This is a commentary about the slow lane, about the slowing of time since I suffered a severe brain injury while skateboarding with my dog. This is a blog about recovery; about our '82 VW Westfalia. It's about writing, surfing, camping, married life, bleeding ulcers that make you feel old at 32; about family, friends, and my dog Artie; it's about cruising in fourth gear, getting passed by every car and learning to appreciate every second of it.
It ended in a fit of rage, with a shout that I was in the midst of a nervous breakdown. It ended with a slam of a door, the thud of shoes hitting the wall, the crack of books falling from the bookcase onto the floor. It ended with me on the couch, head in my palms quivering from anger. It ended with me pacing the floor to the sounds of Fugazi and then later, Seaweed. It ended with disassembling the doorknob because the latch had become stuck. It ended with a hug from Aimee, with her telling me that every thing is going to be all right. It really ended as I write these words.
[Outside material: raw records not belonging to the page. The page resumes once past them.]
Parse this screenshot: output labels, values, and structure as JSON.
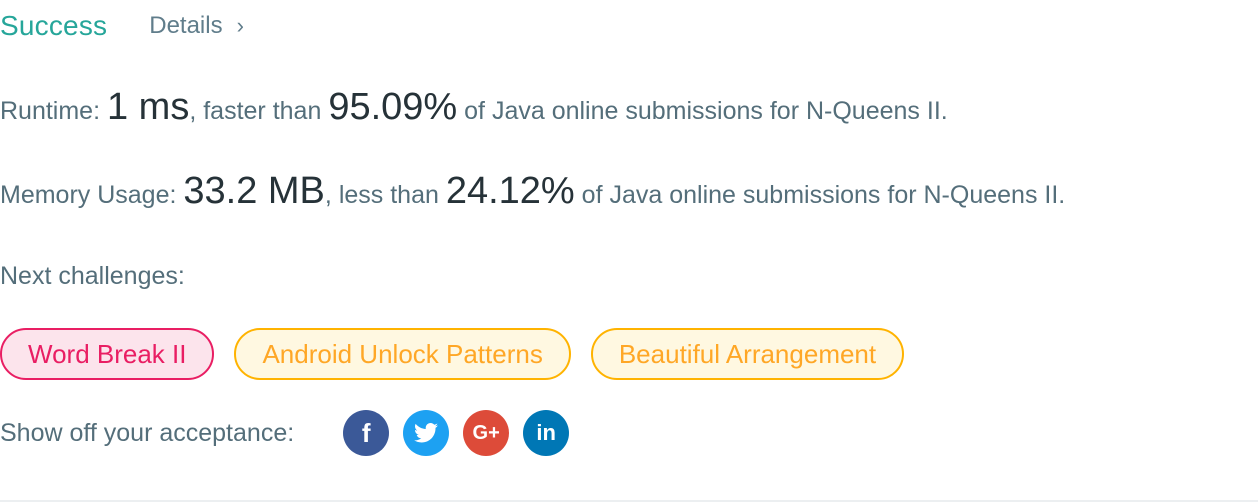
{
  "header": {
    "status": "Success",
    "details_label": "Details",
    "details_chevron": "›"
  },
  "runtime": {
    "label": "Runtime: ",
    "value": "1 ms",
    "comparison": ", faster than ",
    "percent": "95.09%",
    "suffix": " of Java online submissions for N-Queens II."
  },
  "memory": {
    "label": "Memory Usage: ",
    "value": "33.2 MB",
    "comparison": ", less than ",
    "percent": "24.12%",
    "suffix": " of Java online submissions for N-Queens II."
  },
  "next": {
    "label": "Next challenges:",
    "challenges": [
      {
        "label": "Word Break II",
        "difficulty": "hard",
        "color": "#e91e63"
      },
      {
        "label": "Android Unlock Patterns",
        "difficulty": "medium",
        "color": "#ffa726"
      },
      {
        "label": "Beautiful Arrangement",
        "difficulty": "medium",
        "color": "#ffa726"
      }
    ]
  },
  "share": {
    "label": "Show off your acceptance:",
    "networks": [
      {
        "icon": "facebook-icon",
        "glyph": "f",
        "color": "#3b5998"
      },
      {
        "icon": "twitter-icon",
        "glyph": "",
        "color": "#1da1f2"
      },
      {
        "icon": "google-plus-icon",
        "glyph": "G+",
        "color": "#dd4b39"
      },
      {
        "icon": "linkedin-icon",
        "glyph": "in",
        "color": "#0077b5"
      }
    ]
  },
  "colors": {
    "success": "#26a69a",
    "text": "#546e7a",
    "emphasis": "#263238"
  }
}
It started this morning with the taste of battery acid in my tasteless mouth. It started when I opened my eyes and told myself I no longer wanted to be a part of this recovery; no more updates, no more forgotten to-do lists. It started with the understanding that I will not be normal for quite some time. It started with despair like no other; morning despair.
The mindset stayed throughout the day. It was inside of me in the doctor's office before my doctor removed the stitches and staples. I quickly masked it when he asked how I felt. I put my best fake smile on and straightened my spine and shot my shoulders back; "Great. I'm feeling real good."
It was just another lie, just another way to describe the indescribable. Just part of the act that I worked so hard on before the accident, the act that I've since mastered.
"Good. You look good," he said.
Just another blank compliment, another empty statement.
My despair remained through the day. It was there inside the grocery store. Once inside, Aimee repeatedly asked what I felt like eating, her love showed and my depression shoved back. "I don't care, I have no taste."
The feeling turned to rage as Aimee and I walked our dog, Artie. The pup was excited. He pulled and didn't listen to my commands. I grabbed him and forced him down to the sidewalk. My jaw was clenched, the battery acid flavored saliva filled my mouth. Aimee asked for the leash and told me to calm down. I didn't say another word for the rest of our walk. I was ashamed and irate at the same time, not calm. The anger stuck with me. It erupted when I tried to disconnect the iPod. My trembling hands fumbled the jack. That's what put me here in this room, my own big escape in my tiny dungeon.
The doctors said this would happen, that depression and anger would increase. At the time I guess I wasn't listening, just sitting there with perfect posture and a fake happy smile on my face.